Declan Murphy and his colleagues at King’s College London used a functional MRI scanner to watch how babies’ brains responded to sounds while they slept. The group used a modified scanner quiet enough to scan 21 infants aged between 3 and 7 months without waking them.
Murphy’s team first compared the babies’ responses to human non-verbal vocalisations â€“ such as coughs and sneezes â€“ and other sounds that the tots would be familiar with, like the sounds produced by a musical toy. They found that different regions of the babies’ brains responded more strongly to the different stimuli in the same way that an adults’ awake brain does.
The group then played the sleeping infants sad, neutral and happy human vocalisations, which included the sounds of crying and laughter. In all cases the scans revealed significant activity in several brain regions including the middle temporal gyri, right lingual gyrus and medial frontal gyri â€“ such patterns of activity are seen when adults who are awake listen to such sounds.
While the babies’ brains responded in a similar way to both happy and neutral sounds, sad sounds â€“ such as the sound of crying â€“ resulted in stronger activation in regions of the brain called the insular cortex and gyrus rectus. This pattern of activity is also seen when adults who are awake hear sad sounds.
“It’s fascinating that they can do this,” Murphy says. “You’d think that a sleeping baby wouldn’t be able to hear you, but clearly their brains are processing sounds while they’re asleep.”
The finding might send a chill down the spine of all parents that have engaged in a whispered argument over a sleeping child, but Murphy points out negative sounds might not necessarily be detrimental for the baby. “It could be a good thing â€“ the brain could be training itself to respond to these sounds,” he says.
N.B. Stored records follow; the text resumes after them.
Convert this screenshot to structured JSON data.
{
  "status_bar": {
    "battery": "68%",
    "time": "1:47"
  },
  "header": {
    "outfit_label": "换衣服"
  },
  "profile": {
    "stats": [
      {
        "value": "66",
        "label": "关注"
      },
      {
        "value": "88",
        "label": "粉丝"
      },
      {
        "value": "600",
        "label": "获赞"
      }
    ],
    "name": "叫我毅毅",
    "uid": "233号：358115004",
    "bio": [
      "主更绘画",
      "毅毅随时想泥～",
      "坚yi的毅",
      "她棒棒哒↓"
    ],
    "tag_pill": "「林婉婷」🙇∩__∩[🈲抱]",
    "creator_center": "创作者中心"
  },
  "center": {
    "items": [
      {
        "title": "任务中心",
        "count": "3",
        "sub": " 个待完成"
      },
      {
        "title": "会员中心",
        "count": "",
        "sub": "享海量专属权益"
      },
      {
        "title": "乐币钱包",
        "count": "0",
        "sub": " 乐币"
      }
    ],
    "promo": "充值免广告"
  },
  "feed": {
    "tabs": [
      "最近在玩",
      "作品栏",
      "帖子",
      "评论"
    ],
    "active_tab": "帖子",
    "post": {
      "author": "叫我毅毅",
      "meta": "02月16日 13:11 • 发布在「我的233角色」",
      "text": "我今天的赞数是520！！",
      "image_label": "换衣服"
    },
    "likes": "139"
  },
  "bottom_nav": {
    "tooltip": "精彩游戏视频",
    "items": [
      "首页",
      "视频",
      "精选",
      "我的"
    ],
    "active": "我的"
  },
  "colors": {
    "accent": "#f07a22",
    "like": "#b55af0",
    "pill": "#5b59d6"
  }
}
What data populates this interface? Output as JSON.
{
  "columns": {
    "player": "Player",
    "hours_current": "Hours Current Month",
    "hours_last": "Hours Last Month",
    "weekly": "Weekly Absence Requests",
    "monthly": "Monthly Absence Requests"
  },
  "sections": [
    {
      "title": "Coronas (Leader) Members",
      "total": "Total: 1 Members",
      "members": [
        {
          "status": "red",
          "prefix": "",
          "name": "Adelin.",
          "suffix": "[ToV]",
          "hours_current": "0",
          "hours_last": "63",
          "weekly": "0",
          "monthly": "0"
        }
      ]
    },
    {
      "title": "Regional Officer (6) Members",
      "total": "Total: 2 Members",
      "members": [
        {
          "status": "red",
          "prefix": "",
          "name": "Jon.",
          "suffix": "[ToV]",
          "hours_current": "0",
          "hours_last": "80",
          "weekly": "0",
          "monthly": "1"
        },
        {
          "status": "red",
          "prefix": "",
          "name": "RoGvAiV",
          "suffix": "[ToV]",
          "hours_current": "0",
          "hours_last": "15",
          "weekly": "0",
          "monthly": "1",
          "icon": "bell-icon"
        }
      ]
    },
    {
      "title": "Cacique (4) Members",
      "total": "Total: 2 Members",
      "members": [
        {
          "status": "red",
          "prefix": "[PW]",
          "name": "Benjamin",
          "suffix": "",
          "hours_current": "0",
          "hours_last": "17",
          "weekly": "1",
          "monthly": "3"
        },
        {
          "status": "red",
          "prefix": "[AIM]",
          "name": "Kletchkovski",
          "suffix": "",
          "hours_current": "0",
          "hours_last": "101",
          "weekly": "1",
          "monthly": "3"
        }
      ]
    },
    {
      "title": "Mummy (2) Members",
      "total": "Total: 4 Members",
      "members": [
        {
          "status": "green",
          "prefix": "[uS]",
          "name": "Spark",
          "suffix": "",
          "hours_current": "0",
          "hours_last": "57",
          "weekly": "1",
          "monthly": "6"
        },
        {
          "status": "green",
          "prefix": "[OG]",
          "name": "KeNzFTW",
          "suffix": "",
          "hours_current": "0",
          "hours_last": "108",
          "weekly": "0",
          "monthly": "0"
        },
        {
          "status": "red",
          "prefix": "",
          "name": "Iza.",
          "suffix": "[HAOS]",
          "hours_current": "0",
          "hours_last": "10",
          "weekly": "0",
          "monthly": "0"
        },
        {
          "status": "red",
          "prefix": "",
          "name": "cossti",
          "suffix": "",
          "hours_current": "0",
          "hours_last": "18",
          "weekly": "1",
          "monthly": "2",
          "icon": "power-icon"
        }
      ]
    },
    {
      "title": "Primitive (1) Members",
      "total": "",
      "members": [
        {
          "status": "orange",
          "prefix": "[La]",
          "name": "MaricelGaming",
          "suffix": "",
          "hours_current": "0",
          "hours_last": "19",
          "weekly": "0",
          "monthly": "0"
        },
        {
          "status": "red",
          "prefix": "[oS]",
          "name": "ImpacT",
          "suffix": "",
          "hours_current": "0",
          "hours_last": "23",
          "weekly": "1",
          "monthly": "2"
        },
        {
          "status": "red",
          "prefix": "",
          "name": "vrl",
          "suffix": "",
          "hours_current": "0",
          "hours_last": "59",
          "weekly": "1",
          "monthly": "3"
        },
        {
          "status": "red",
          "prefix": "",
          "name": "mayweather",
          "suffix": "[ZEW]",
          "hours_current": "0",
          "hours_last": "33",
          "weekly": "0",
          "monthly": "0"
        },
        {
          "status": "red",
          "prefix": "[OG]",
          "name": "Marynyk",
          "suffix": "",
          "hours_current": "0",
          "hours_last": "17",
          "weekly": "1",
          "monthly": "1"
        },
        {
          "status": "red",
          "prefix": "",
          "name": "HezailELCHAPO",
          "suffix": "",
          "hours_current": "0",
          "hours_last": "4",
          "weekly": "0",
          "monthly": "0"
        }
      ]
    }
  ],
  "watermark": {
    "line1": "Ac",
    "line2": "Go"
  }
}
The reason why sleeping babies tune in to the sounds around them remains a mystery. “It could be because they are hard-wired to be alert,” Murphy suggests. Emanuel DiCicco-Bloom, who researches child neurology at Robert Wood Johnson Medical School in Piscataway, New Jersey, agrees. “This might mean that certain brain regions needed for survival are already specialised very early, and are less dependent on extensive postnatal experience,” he says, adding that babies may even learn to distinguish such sounds through eavesdropping on the outside world while still in the womb.
Murphy hopes his continuing research will provide insight into social communication, and how problems in processing emotional speech develop in autism. “If we’re going to understand how people develop abnormal processes, we need to understand normal development.”
The team has begun to look at the brains of young infants with older autistic siblings. Such infants are known to have about a 20 per cent chance of developing the disorder.
“We need to see what’s happening before autism develops,” says Murphy. His team also hopes to be able to monitor the progress of at-risk children who do not go on to develop autism in order to identify protective factors in their lifestyles.